- [What needs to be done] Check every line of the entries for the string "Windows" and return the ones that contain it.
-.-.-
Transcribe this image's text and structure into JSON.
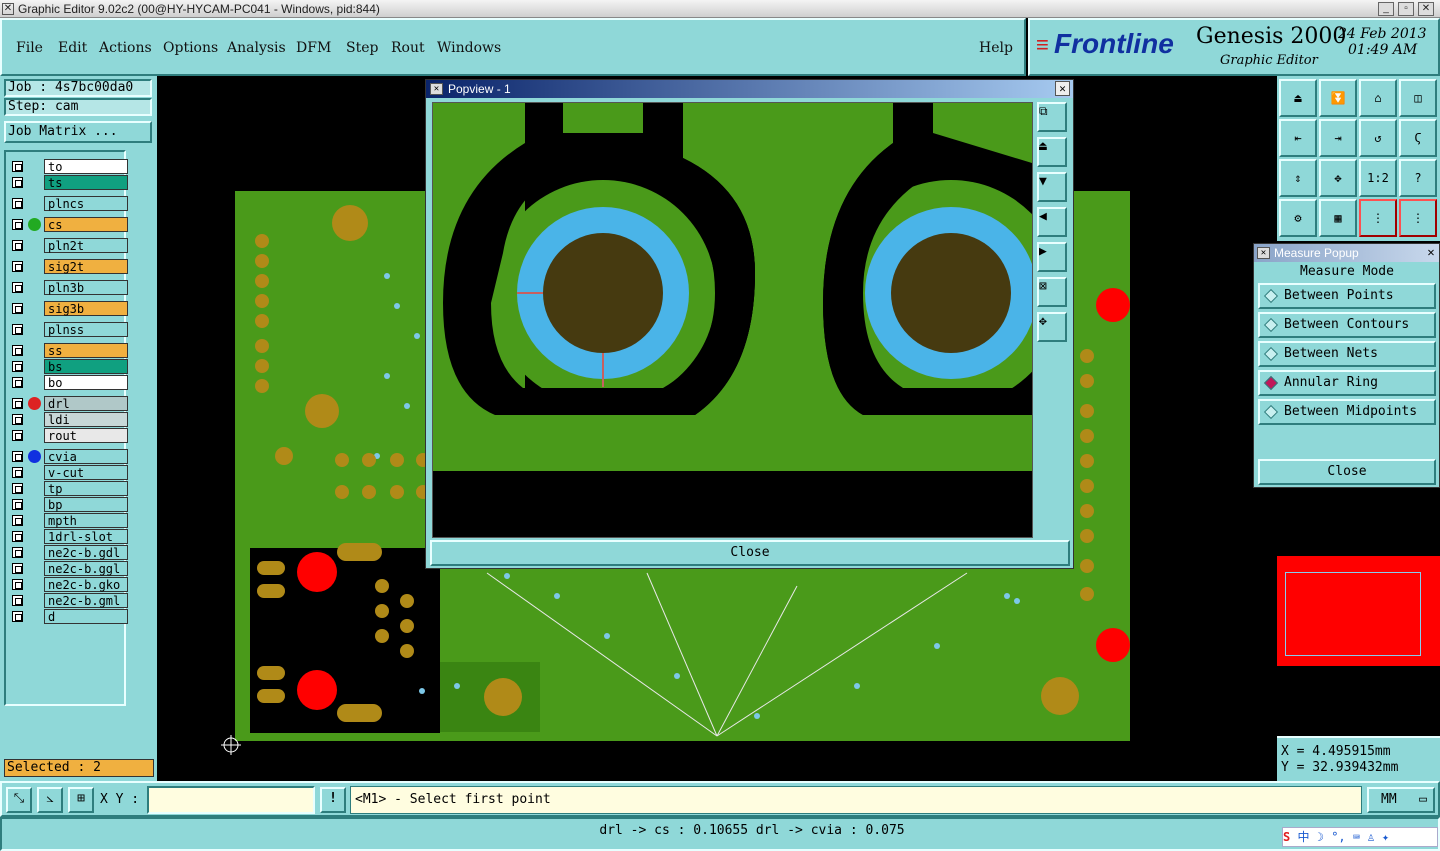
{
  "window": {
    "title": "Graphic Editor 9.02c2 (00@HY-HYCAM-PC041 - Windows, pid:844)"
  },
  "menu": [
    "File",
    "Edit",
    "Actions",
    "Options",
    "Analysis",
    "DFM",
    "Step",
    "Rout",
    "Windows",
    "Help"
  ],
  "brand": {
    "logo": "Frontline",
    "product": "Genesis 2000",
    "subtitle": "Graphic Editor",
    "date": "24 Feb 2013",
    "time": "01:49 AM"
  },
  "job": {
    "job_label": "Job : 4s7bc00da0",
    "step_label": "Step: cam",
    "matrix_button": "Job Matrix ..."
  },
  "layers": [
    {
      "name": "to",
      "color": "#ffffff",
      "mark": "✎"
    },
    {
      "name": "ts",
      "color": "#10a080",
      "mark": ""
    },
    {
      "name": "plncs",
      "color": "#8fd8d8",
      "mark": ""
    },
    {
      "name": "cs",
      "color": "#f0b040",
      "mark": "✎",
      "dot": "#22aa22"
    },
    {
      "name": "pln2t",
      "color": "#8fd8d8",
      "mark": ""
    },
    {
      "name": "sig2t",
      "color": "#f0b040",
      "mark": "✎"
    },
    {
      "name": "pln3b",
      "color": "#8fd8d8",
      "mark": ""
    },
    {
      "name": "sig3b",
      "color": "#f0b040",
      "mark": "✎"
    },
    {
      "name": "plnss",
      "color": "#8fd8d8",
      "mark": ""
    },
    {
      "name": "ss",
      "color": "#f0b040",
      "mark": "✎"
    },
    {
      "name": "bs",
      "color": "#10a080",
      "mark": ""
    },
    {
      "name": "bo",
      "color": "#ffffff",
      "mark": "✎"
    },
    {
      "name": "drl",
      "color": "#b0c8c8",
      "mark": "⊞",
      "dot": "#dd2222"
    },
    {
      "name": "ldi",
      "color": "#c8d8d8",
      "mark": ""
    },
    {
      "name": "rout",
      "color": "#e8e8e8",
      "mark": ""
    },
    {
      "name": "cvia",
      "color": "#8fd8d8",
      "mark": "",
      "dot": "#1030e0"
    },
    {
      "name": "v-cut",
      "color": "#8fd8d8",
      "mark": ""
    },
    {
      "name": "tp",
      "color": "#8fd8d8",
      "mark": ""
    },
    {
      "name": "bp",
      "color": "#8fd8d8",
      "mark": ""
    },
    {
      "name": "mpth",
      "color": "#8fd8d8",
      "mark": ""
    },
    {
      "name": "1drl-slot",
      "color": "#8fd8d8",
      "mark": ""
    },
    {
      "name": "ne2c-b.gdl",
      "color": "#8fd8d8",
      "mark": "✎"
    },
    {
      "name": "ne2c-b.ggl",
      "color": "#8fd8d8",
      "mark": ""
    },
    {
      "name": "ne2c-b.gko",
      "color": "#8fd8d8",
      "mark": ""
    },
    {
      "name": "ne2c-b.gml",
      "color": "#8fd8d8",
      "mark": ""
    },
    {
      "name": "d",
      "color": "#8fd8d8",
      "mark": ""
    }
  ],
  "selected": "Selected : 2",
  "popview": {
    "title": "Popview - 1",
    "close": "Close"
  },
  "measure": {
    "title": "Measure Popup",
    "mode_label": "Measure Mode",
    "options": [
      "Between Points",
      "Between Contours",
      "Between Nets",
      "Annular Ring",
      "Between Midpoints"
    ],
    "selected": "Annular Ring",
    "close": "Close"
  },
  "toolbox": [
    "",
    "",
    "",
    "",
    "",
    "",
    "",
    "",
    "",
    "",
    "1:2",
    "?",
    "",
    "",
    "",
    ""
  ],
  "coords": {
    "x": "X = 4.495915mm",
    "y": "Y = 32.939432mm"
  },
  "bottom": {
    "xy_label": "X Y :",
    "xy_value": "",
    "prompt": "<M1> - Select first point",
    "units": "MM"
  },
  "status": {
    "text": "drl -> cs : 0.10655   drl -> cvia : 0.075"
  },
  "colors": {
    "panel": "#8fd8d8",
    "board": "#4a9a1a",
    "copper": "#b08a18",
    "pad_red": "#ff0000",
    "annular": "#4ab4e8"
  }
}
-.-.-
- [Problem solution]
    "title": "Graphic Editor 9.02c2 (00@HY-HYCAM-PC041 - Windows, pid:844)"
    "Windows",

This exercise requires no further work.